Magnesium deficiency also contributes to insulin resistance, an impaired response to insulin that leads to increased blood sugar. In a 1994 study, researchers linked low blood serum magnesium levels to insulin resistance in patients with Type 2 diabetes, saying:
“In type 2, or non-insulin-dependent, diabetes mellitus, magnesium deficiency seems to be associated with insulin resistance. Furthermore, it may participate in the pathogenesis of diabetes complications and may contribute to the increased risk of sudden death associated with diabetes.”
The Symptoms of Magnesium Deficiency
If you have low serum magnesium levels, you could experience any of the following symptoms:
- Headaches or migraines
- Muscle cramps
- Numbness or tingling in your limbs
- Anger, irritability, or aggression
- High blood pressure (hypertension)
- Insomnia or sleep disturbances
- Lethargy or fatigue
- Impaired memory or thinking
- Brain fog or trouble concentrating
Additionally, magnesium deficiency may contribute to the following conditions:
- Heart Disease
- Adrenal Fatigue
- Chronic Fatigue Syndrome
- Heart Palpitations
- Atrial Fibrillation
- Congestive heart failure
- Kidney stones
- Mental health issues
In an article called “About the Misdiagnosis of Magnesium Deficiency” in the Journal of the American College of Nutrition, scientists said:
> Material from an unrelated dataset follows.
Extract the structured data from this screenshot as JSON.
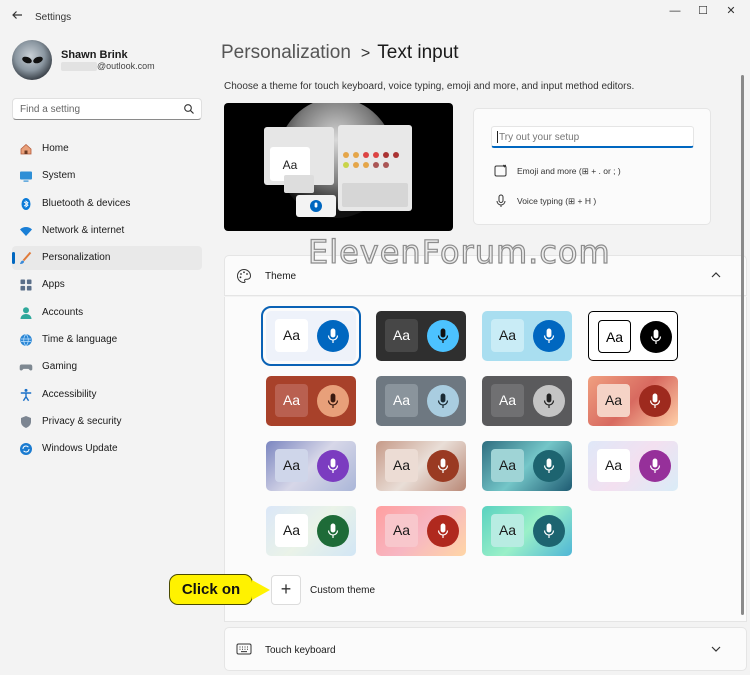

“Patients with diagnoses of depression, epilepsy, diabetes mellitus, tremor, Parkinsonism, arrhythmias, circulatory disturbances (stroke, cardiac infarction, arteriosclerosis), hypertension, migraine, cluster headache, cramps, neuro-vegetative disorders, abdominal pain, osteoporosis, asthma, stress-dependent disorders, tinnitus, ataxia, confusion, preeclampsia, weakness, might also be consequences of the magnesium deficiency syndrome.”
Is It Possible to Overdose on Magnesium and Weed?
Can you combine magnesium supplements and smoking weed safely?
Chances are that you won’t take both at the same time, but even if you were to take a magnesium supplement while smoking weed, you shouldn’t expect any adverse effects from the combination of the two.
There have been no formal studies on the interactions between taking magnesium and consuming weed. Healthy individuals excrete excess magnesium in urine, so there is rarely any risk of excess.
Of course, use cannabis in moderation to avoid the risks of over-consuming that alone.
Ask your doctor if you have concerns about how marijuana interacts with any of your supplements, prescription or over-the-counter medications.
How to Get More Magnesium (Important for Weed Smokers)
Magnesium is an essential part of achieving optimal health, but studies show that the vast majority of people aren’t meeting their daily magnesium needs through diet alone.
Lifestyle factors like smoking weed can increase your daily magnesium needs.
Foods that naturally contain high levels of magnesium include:
- Black beans
- Pumpkin seeds
- Peanut butter
If You Smoke Weed, You May Need a Magnesium Supplement
If you smoke or consume weed, you may need to consider adding a magnesium supplement to your diet, to avoid the symptoms of deficiency. Look for a high-quality magnesium supplement that’s easily absorbed, and one that you’ll take every day.
Natural Calm® magnesium citrate powder is an option if you like the idea of drinking your magnesium as a hot, fruit-flavoured tea. When you mix Natural Calm powder with hot water, it fizzes and then rapidly dissolves to become highly absorbable. It can be enjoyed hot or cold.
Natural Calm is famous for its calming effect. (Yes, it’s no surprise!) So, you may find it replaces the calming ritual of smoking weed. For example, if you like to smoke weed to calm down in the evening, try a cup of Natural Calm one night, instead.
You can take magnesium at any time of day, but before bed is one suggestion because it can help with sleep.
Natural Calm magnesium gummies are also very popular, so much so that we are sometimes out of stock. Check our online store and the shelves of major Canadian retailers to find Natural Calm gummies in raspberry-lemon or orange.
Note: This content is for informational use only, and is not intended to be a substitute for medical advice or professional diagnosis.